Although the street where this accident happened had been in a dangerous condition for weeks, the proof does not show the slightest effort on the part of the city to warn travelers of its condition. It appeared to have relied upon the contractor to maintain the warning lights at the excavation, which, under his contract, he was bound to do. But the city was not absolved from its liability by this provision of the contract. ( Turner v. City of Newburgh, supra.)
We think, however, that the board of water commissioners was one of the instrumentalities of the government of the city, and that the defendant is liable for its negligent acts.
In Ehrgott v. Mayor, etc. ( 96 N.Y. 273), this court said: "To determine whether there is municipal responsibility, the inquiry must be whether the department whose misfeasance or nonfeasance is complained of is a part of the machinery for carrying on the municipal government, and whether it was at the time engaged in the discharge of a duty or charged with a duty primarily resting upon the municipality."
The duty of supplying the citizens of Yonkers with water is by statute made a municipal duty, and the board of water commissioners exists for that purpose.
While this board is created by special statute it is recognized as a department of the city government in the charter, and charged with the duty of "making the necessary surveys, etc., and preparing a general plan and system of sewers for the city," also "of preparing and approving specifications for constructing all sewers, drains, wells, fire cisterns, laying water pipes and erecting hydrants."
The board exists solely for the benefit of the city. It can own no property and do no act that has not reference to the well-being of the city. It is given the power to purchase and acquire land, but the title, when acquired, vests in the city. For its contracts the city is liable and judgments recovered against it are judgments against the city. When the water rents collected by it are more than sufficient to meet its expenses the surplus must go to the benefit of the city. It is denominated the "board of water commissioners of the city of Yonkers." It is not an independent body acting for itself but is a department of the city and one of the instruments of the municipal government. Being such, when engaged in digging the trench for the purpose of laying water pipe in Yonkers avenue, it was engaged in the discharge of a municipal duty, and it was obligatory upon it, in so doing, to so protect and guard the work that it should not endanger persons using the street, and if that was impossible, with a due and diligent prosecution of the work, the street should, by suitable barrier, have been closed against the public.
For its failure so to do and for injuries resulting from such failure the defendant is liable. ( Erghott v. Mayor, etc., 96 N.Y. 265; Walsh v. Mayor, etc., 107 id. 220; Barnes v. Dist. of Columbia, 91 U.S. 540; Brusso v. City of Buffalo, 90 N.Y. 679.)

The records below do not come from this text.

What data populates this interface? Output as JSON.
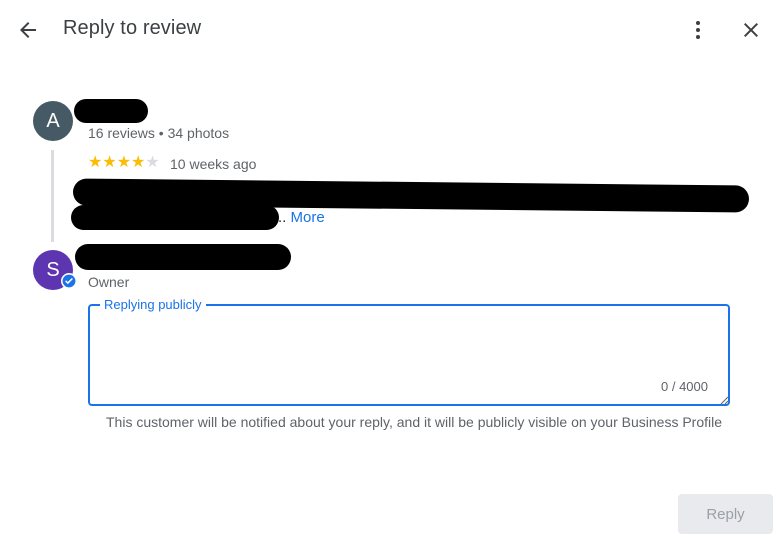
{
  "header": {
    "title": "Reply to review",
    "back_icon": "arrow-back-icon",
    "more_icon": "more-vert-icon",
    "close_icon": "close-icon"
  },
  "review": {
    "avatar_letter": "A",
    "reviewer_meta": "16 reviews • 34 photos",
    "rating": 4,
    "rating_max": 5,
    "time_ago": "10 weeks ago",
    "more_label": "More",
    "more_prefix": ".."
  },
  "owner": {
    "avatar_letter": "S",
    "role": "Owner",
    "verified_icon": "verified-check-icon"
  },
  "reply": {
    "legend": "Replying publicly",
    "value": "",
    "counter": "0 / 4000",
    "hint": "This customer will be notified about your reply, and it will be publicly visible on your Business Profile"
  },
  "actions": {
    "reply_label": "Reply"
  },
  "colors": {
    "accent": "#1a73e8",
    "star": "#fbbc04",
    "avatar_a": "#455a64",
    "avatar_s": "#5e35b1"
  }
}
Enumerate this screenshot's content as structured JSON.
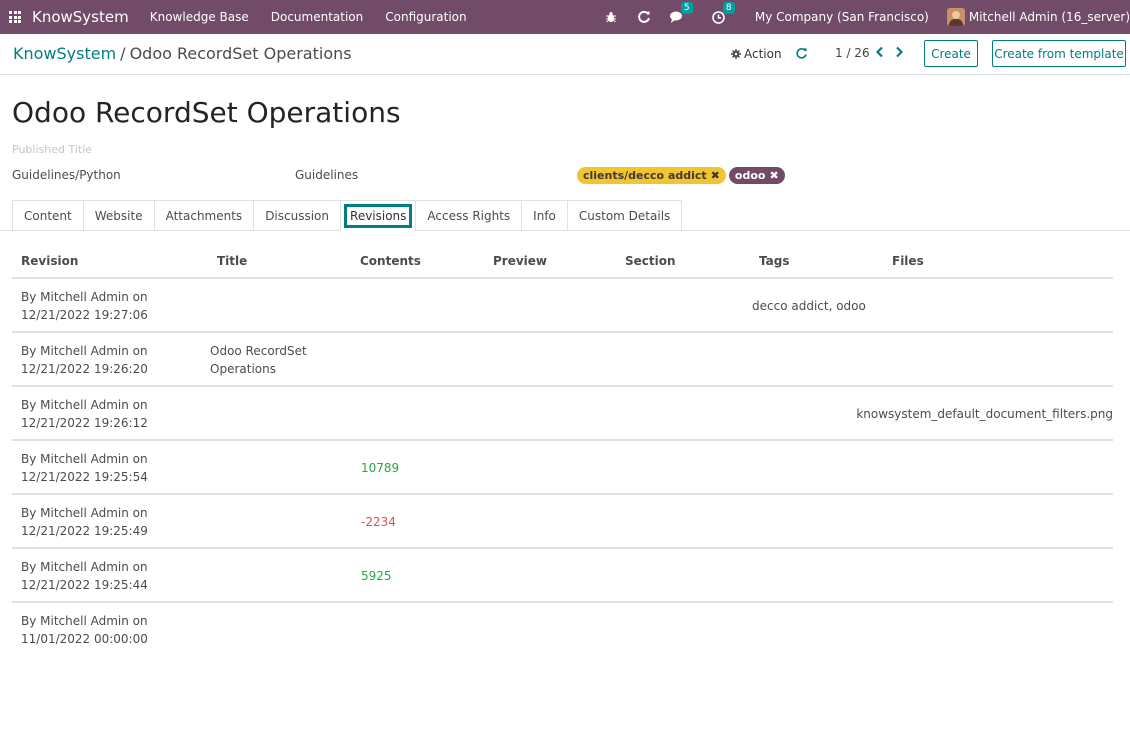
{
  "navbar": {
    "brand": "KnowSystem",
    "menu": [
      "Knowledge Base",
      "Documentation",
      "Configuration"
    ],
    "messages_count": "5",
    "activities_count": "8",
    "company": "My Company (San Francisco)",
    "user": "Mitchell Admin (16_server)"
  },
  "breadcrumb": {
    "parent": "KnowSystem",
    "separator": "/",
    "current": "Odoo RecordSet Operations"
  },
  "control": {
    "action_label": "Action",
    "pager": "1 / 26",
    "create_label": "Create",
    "create_template_label": "Create from template"
  },
  "form": {
    "title": "Odoo RecordSet Operations",
    "published_title_placeholder": "Published Title",
    "section": "Guidelines/Python",
    "type": "Guidelines",
    "tags": [
      {
        "label": "clients/decco addict",
        "color": "#f4c430"
      },
      {
        "label": "odoo",
        "color": "#714b67"
      }
    ]
  },
  "tabs": [
    "Content",
    "Website",
    "Attachments",
    "Discussion",
    "Revisions",
    "Access Rights",
    "Info",
    "Custom Details"
  ],
  "active_tab": "Revisions",
  "table": {
    "headers": [
      "Revision",
      "Title",
      "Contents",
      "Preview",
      "Section",
      "Tags",
      "Files"
    ],
    "rows": [
      {
        "revision": "By Mitchell Admin on 12/21/2022 19:27:06",
        "title": "",
        "contents": "",
        "tags": "decco addict, odoo",
        "files": ""
      },
      {
        "revision": "By Mitchell Admin on 12/21/2022 19:26:20",
        "title": "Odoo RecordSet Operations",
        "contents": "",
        "tags": "",
        "files": ""
      },
      {
        "revision": "By Mitchell Admin on 12/21/2022 19:26:12",
        "title": "",
        "contents": "",
        "tags": "",
        "files": "knowsystem_default_document_filters.png"
      },
      {
        "revision": "By Mitchell Admin on 12/21/2022 19:25:54",
        "title": "",
        "contents": "10789",
        "tags": "",
        "files": ""
      },
      {
        "revision": "By Mitchell Admin on 12/21/2022 19:25:49",
        "title": "",
        "contents": "-2234",
        "tags": "",
        "files": ""
      },
      {
        "revision": "By Mitchell Admin on 12/21/2022 19:25:44",
        "title": "",
        "contents": "5925",
        "tags": "",
        "files": ""
      },
      {
        "revision": "By Mitchell Admin on 11/01/2022 00:00:00",
        "title": "",
        "contents": "",
        "tags": "",
        "files": ""
      }
    ]
  },
  "colors": {
    "navbar": "#714b67",
    "accent": "#017e84",
    "positive": "#28a745",
    "negative": "#d9534f"
  }
}
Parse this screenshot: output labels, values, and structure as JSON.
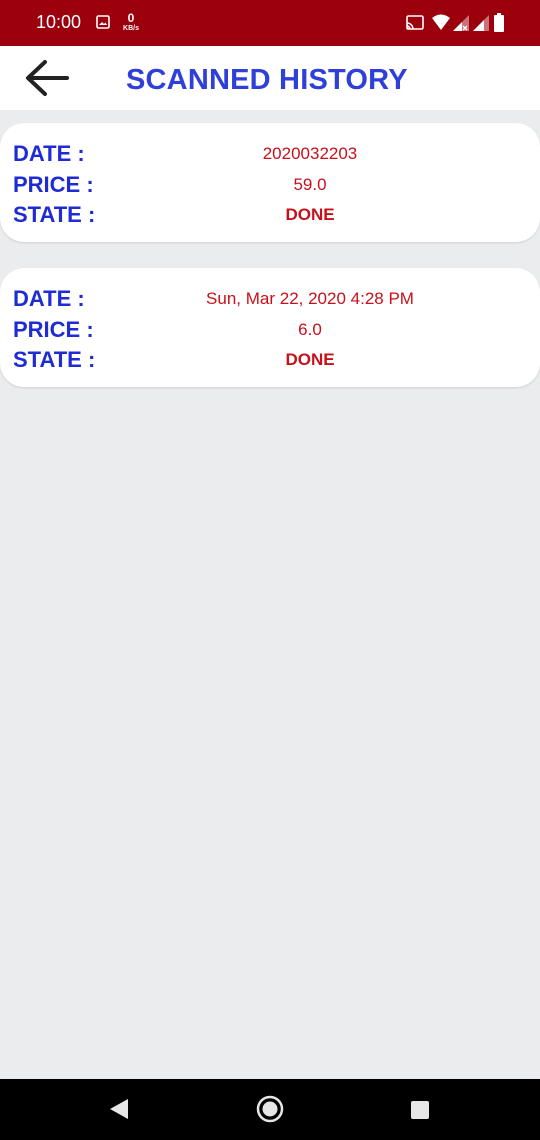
{
  "status_bar": {
    "time": "10:00",
    "net_speed_value": "0",
    "net_speed_unit": "KB/s",
    "icons": [
      "gallery-icon",
      "cast-icon",
      "wifi-icon",
      "signal-icon",
      "signal-icon",
      "battery-icon"
    ]
  },
  "header": {
    "back_icon": "arrow-left-icon",
    "title": "SCANNED HISTORY"
  },
  "labels": {
    "date": "DATE :",
    "price": "PRICE :",
    "state": "STATE :"
  },
  "history": [
    {
      "date": "2020032203",
      "price": "59.0",
      "state": "DONE"
    },
    {
      "date": "Sun, Mar 22, 2020 4:28 PM",
      "price": "6.0",
      "state": "DONE"
    }
  ],
  "nav_bar": {
    "icons": [
      "nav-back-icon",
      "nav-home-icon",
      "nav-recents-icon"
    ]
  },
  "colors": {
    "status_bar": "#9c000c",
    "title": "#2f3fd9",
    "label": "#1f2bd3",
    "value": "#c8101a",
    "background": "#ebecee"
  }
}
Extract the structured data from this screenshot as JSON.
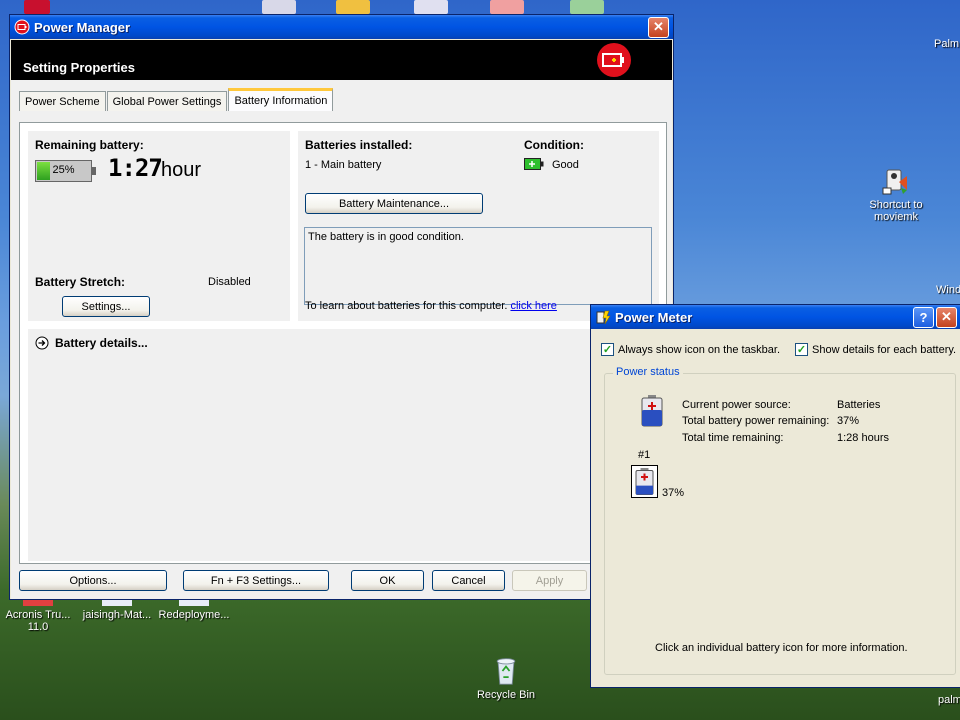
{
  "desktop": {
    "icons": [
      {
        "label": "Acronis Tru...\n11.0"
      },
      {
        "label": "jaisingh-Mat..."
      },
      {
        "label": "Redeployme..."
      },
      {
        "label": "Recycle Bin"
      },
      {
        "label": "Shortcut to\nmoviemk"
      },
      {
        "label": "Palm"
      },
      {
        "label": "Wind"
      },
      {
        "label": "palm"
      }
    ]
  },
  "power_manager": {
    "title": "Power Manager",
    "header_title": "Setting Properties",
    "tabs": [
      {
        "label": "Power Scheme"
      },
      {
        "label": "Global Power Settings"
      },
      {
        "label": "Battery Information"
      }
    ],
    "remaining": {
      "label": "Remaining battery:",
      "percent_text": "25%",
      "percent_value": 25,
      "time": "1:27",
      "unit": "hour"
    },
    "stretch": {
      "label": "Battery Stretch:",
      "value": "Disabled",
      "settings_button": "Settings..."
    },
    "installed": {
      "label": "Batteries installed:",
      "value": "1 - Main battery",
      "condition_label": "Condition:",
      "condition_value": "Good",
      "maintenance_button": "Battery Maintenance...",
      "status_text": "The battery is in good condition.",
      "learn_text": "To learn about batteries for this computer.",
      "learn_link": "click here"
    },
    "details_label": "Battery details...",
    "footer": {
      "options": "Options...",
      "fn_f3": "Fn + F3 Settings...",
      "ok": "OK",
      "cancel": "Cancel",
      "apply": "Apply"
    }
  },
  "power_meter": {
    "title": "Power Meter",
    "always_show": "Always show icon on the taskbar.",
    "show_details": "Show details for each battery.",
    "group_label": "Power status",
    "rows": [
      {
        "label": "Current power source:",
        "value": "Batteries"
      },
      {
        "label": "Total battery power remaining:",
        "value": "37%"
      },
      {
        "label": "Total time remaining:",
        "value": "1:28 hours"
      }
    ],
    "battery_number": "#1",
    "battery_percent": "37%",
    "battery_level": 37,
    "hint": "Click an individual battery icon for more information."
  }
}
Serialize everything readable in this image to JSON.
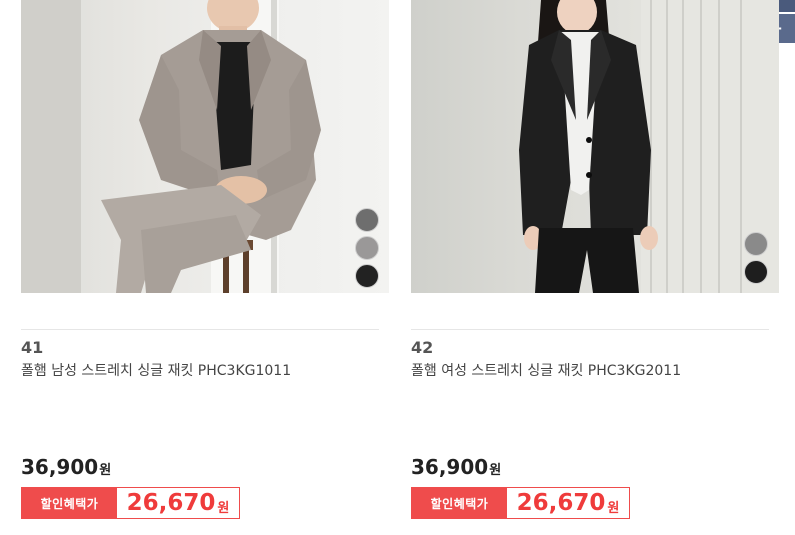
{
  "products": [
    {
      "number": "41",
      "name": "폴햄 남성 스트레치 싱글 재킷 PHC3KG1011",
      "price": "36,900",
      "currency": "원",
      "discount_label": "할인혜택가",
      "discount_price": "26,670",
      "swatch_colors": [
        "#6e6e6e",
        "#9a9898",
        "#222222"
      ]
    },
    {
      "number": "42",
      "name": "폴햄 여성 스트레치 싱글 재킷 PHC3KG2011",
      "price": "36,900",
      "currency": "원",
      "discount_label": "할인혜택가",
      "discount_price": "26,670",
      "swatch_colors": [
        "#8a8a8a",
        "#1e1e1e"
      ]
    }
  ],
  "floating_button": {
    "label": "+"
  },
  "colors": {
    "accent": "#ef4c4c",
    "floating": "#5a6a8c"
  }
}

None of the exceptions to the charge or the learned judge who presided at the trial are well taken and the judgment should be affirmed, with costs.
All concur, except HAIGHT, J., not sitting.